Infants born to mothers with a high hepatitis B viral load, particularly those positive for hepatitis B e antigen, are at high risk for contracting hepatitis despite immunoprophylaxis, according to recent results.

Researchers evaluated 303 mother-infant pairs in which mothers tested positive for hepatitis B surface antigen (HBsAg). Maternal viral load and hepatitis B e antigen (HBeAg) status were determined, and children were tested for HBsAg at ages 4 to 8 months (n=250) and/or 1 to 3 years (n=53 for an initial test; n=183 for a follow-up test). All children received HBV vaccine within the first week of birth and at 1 and 6 months, with a 100% completion rate; children born to mothers who tested positive for HBeAg received hepatitis B immunoglobulin within 24 hours of birth.

HBeAg-positive mothers (81 cases) had higher viral loads than those who did not (7.4 ± 1.9 log10 copies/mL vs. 2.7 ± 1.4 log10 copies/mL; P<.0001 for difference). Chronic HBV infection was identified in 10 children, all born to HBeAg-positive mothers with high viral loads (range 6.5-9.5 log10 copies/mL), and all with the same HBV genotypes and subtypes as their mothers.

Investigators identified a significant association between maternal viral load and a child’s risk for infection via multivariate analysis, after adjusting for factors including age; birth type; infant gender, weight and gestational age, and feeding practices (adjusted OR=3.49; 95% CI, 1.63-.7.48 per log10 copy/mL increase). Predictive rates for maternally transmitted HBV infection were found to be statistically significant at 7 (6.6%; P=.033), 8 (14.6%; P=.001), and 9 (27.7%; P<.001) log10 copies/mL.

“High maternal viral load is the most important factor causing maternally transmitted HBV infection, and is significantly correlated with maternal HBeAg status,” the researchers wrote. “Our predictive model including multiple risk factors showed that children with a maternal viral load above 10,000,000 to 100,000,000 copies/mL (or would have a significant risk of infection despite immunoprophylaxis.
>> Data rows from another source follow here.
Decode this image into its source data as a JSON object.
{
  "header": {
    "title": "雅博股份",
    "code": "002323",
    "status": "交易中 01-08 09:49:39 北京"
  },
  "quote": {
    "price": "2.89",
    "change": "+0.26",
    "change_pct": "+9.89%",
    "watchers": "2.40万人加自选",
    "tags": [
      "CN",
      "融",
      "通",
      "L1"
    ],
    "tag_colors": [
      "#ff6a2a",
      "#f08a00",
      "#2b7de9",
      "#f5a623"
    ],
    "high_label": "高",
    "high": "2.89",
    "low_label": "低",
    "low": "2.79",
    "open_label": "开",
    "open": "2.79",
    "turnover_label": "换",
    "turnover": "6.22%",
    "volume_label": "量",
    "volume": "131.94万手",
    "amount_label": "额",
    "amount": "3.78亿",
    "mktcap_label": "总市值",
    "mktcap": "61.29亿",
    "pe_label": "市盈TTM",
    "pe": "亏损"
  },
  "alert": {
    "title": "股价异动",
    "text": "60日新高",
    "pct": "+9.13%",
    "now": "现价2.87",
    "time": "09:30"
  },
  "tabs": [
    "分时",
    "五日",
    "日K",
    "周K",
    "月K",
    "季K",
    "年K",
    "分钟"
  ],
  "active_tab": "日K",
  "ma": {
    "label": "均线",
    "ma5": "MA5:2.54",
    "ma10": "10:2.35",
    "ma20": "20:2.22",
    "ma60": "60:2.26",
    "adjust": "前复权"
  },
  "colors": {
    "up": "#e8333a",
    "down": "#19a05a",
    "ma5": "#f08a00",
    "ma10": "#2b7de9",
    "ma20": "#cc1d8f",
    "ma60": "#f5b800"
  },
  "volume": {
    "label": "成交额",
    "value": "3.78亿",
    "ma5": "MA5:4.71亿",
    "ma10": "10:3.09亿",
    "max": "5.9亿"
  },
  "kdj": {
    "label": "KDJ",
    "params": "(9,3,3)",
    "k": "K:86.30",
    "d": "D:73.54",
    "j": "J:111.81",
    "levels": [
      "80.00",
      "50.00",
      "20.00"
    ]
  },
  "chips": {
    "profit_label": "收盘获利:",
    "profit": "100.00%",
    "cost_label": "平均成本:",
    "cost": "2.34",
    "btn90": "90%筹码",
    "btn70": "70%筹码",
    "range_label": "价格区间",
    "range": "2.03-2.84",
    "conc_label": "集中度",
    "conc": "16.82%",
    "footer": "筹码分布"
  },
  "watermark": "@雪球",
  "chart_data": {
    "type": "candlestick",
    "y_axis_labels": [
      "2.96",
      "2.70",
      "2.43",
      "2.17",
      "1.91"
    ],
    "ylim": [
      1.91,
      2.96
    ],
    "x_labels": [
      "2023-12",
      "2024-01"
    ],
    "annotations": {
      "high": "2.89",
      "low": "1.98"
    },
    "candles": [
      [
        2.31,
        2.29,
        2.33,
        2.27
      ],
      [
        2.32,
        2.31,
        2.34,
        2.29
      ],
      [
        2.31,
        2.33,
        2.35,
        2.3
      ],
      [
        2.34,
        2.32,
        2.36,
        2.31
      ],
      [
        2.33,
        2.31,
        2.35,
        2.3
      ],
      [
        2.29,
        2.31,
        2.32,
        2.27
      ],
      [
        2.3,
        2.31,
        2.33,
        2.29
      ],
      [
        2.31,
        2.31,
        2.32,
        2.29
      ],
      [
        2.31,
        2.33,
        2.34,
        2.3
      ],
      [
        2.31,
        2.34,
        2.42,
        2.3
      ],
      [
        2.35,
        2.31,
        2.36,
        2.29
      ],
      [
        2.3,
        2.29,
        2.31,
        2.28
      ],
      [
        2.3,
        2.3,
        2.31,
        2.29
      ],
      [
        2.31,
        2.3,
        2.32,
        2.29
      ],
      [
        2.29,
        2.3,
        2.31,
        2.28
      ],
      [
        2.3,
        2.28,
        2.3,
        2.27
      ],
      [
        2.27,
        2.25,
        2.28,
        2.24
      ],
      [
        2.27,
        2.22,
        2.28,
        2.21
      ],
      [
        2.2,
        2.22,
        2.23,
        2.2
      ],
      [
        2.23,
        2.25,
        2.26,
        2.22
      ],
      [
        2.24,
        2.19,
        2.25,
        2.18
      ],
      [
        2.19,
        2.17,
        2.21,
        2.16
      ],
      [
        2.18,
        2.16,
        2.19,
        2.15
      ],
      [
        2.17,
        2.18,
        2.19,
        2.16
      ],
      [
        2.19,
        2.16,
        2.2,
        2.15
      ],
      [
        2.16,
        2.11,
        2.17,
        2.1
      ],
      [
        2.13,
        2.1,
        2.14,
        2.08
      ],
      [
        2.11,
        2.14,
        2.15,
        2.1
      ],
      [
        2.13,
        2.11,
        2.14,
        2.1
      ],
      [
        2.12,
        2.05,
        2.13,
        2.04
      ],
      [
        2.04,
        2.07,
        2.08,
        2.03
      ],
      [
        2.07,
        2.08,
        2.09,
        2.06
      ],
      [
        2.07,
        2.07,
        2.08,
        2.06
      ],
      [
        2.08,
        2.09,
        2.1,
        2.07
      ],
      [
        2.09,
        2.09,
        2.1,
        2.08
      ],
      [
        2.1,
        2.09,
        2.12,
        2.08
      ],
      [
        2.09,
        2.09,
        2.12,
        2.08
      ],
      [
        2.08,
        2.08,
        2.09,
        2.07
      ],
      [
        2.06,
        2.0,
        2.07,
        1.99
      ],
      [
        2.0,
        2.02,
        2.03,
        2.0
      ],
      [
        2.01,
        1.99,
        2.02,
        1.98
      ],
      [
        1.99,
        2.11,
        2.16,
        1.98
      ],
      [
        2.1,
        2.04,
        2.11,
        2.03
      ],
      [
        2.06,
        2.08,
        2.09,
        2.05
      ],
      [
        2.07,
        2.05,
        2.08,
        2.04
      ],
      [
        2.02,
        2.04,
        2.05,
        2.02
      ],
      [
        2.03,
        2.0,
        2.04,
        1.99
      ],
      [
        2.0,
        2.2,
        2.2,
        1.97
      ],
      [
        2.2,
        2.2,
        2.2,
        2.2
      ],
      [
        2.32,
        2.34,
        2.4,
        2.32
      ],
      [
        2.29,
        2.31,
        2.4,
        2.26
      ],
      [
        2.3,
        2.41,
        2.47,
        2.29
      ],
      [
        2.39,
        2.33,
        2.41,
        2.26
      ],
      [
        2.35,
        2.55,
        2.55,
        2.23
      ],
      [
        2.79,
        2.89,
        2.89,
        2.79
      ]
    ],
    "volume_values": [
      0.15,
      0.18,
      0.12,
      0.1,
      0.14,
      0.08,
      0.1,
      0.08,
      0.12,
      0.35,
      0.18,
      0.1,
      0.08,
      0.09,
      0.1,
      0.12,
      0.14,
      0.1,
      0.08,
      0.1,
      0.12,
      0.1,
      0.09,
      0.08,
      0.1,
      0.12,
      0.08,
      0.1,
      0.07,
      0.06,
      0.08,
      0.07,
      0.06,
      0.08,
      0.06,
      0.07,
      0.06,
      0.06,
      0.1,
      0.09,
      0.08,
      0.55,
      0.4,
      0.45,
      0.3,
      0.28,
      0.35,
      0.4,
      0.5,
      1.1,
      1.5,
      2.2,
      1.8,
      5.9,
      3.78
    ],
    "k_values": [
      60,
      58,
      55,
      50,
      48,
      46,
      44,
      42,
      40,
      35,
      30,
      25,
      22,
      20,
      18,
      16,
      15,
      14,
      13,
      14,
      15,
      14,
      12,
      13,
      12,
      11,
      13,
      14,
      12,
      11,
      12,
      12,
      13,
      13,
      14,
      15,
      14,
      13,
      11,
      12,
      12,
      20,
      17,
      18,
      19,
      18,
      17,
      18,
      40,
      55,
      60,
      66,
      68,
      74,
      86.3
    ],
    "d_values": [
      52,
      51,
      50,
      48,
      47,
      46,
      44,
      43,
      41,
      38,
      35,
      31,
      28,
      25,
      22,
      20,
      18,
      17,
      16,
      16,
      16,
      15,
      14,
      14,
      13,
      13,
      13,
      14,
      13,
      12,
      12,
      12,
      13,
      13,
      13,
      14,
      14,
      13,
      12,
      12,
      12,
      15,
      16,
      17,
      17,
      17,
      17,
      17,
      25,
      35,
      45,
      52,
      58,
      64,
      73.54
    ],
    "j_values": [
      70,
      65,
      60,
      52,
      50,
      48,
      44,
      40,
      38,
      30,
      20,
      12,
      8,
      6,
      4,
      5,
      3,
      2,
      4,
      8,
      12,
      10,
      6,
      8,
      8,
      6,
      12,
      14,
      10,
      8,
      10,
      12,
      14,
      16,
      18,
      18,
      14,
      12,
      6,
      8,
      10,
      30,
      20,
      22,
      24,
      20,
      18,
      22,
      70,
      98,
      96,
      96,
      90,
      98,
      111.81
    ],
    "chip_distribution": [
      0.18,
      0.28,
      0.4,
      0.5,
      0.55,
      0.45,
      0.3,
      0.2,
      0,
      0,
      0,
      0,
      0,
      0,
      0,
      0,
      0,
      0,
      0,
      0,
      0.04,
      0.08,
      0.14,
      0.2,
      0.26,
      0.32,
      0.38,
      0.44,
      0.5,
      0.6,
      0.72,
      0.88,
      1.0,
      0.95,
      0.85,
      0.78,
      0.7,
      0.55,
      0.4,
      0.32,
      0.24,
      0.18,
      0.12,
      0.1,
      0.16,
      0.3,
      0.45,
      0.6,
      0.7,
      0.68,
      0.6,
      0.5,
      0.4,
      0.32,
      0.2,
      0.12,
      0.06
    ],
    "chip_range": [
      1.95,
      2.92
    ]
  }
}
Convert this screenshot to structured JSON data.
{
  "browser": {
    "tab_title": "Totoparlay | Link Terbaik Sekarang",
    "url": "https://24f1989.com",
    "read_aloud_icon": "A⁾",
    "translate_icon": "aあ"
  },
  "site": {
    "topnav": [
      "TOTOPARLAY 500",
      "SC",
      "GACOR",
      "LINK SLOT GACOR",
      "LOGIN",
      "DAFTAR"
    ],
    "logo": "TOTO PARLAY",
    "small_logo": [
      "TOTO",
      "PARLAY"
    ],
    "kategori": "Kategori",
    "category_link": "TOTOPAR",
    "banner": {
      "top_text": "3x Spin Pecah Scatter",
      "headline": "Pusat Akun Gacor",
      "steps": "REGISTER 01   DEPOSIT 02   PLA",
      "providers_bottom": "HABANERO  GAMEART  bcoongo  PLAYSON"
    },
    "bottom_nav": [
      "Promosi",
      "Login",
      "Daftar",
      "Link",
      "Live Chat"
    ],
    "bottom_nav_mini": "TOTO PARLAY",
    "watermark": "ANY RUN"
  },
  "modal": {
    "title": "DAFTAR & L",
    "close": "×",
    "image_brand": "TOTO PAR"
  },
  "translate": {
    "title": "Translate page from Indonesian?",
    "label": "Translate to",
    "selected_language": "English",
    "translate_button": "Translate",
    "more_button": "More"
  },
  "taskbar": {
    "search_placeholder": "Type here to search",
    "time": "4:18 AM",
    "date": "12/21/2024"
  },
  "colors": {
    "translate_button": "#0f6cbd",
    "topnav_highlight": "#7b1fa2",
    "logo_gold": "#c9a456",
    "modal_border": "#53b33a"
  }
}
Our data provide important information for the rational design of future screening and intervention strategies to further reduce maternally transmitted HBV infection.”

Wen W-H. J Hepatol. 2013;doi:10.1016/j.jhep.2013.02.015.

March 8, 2013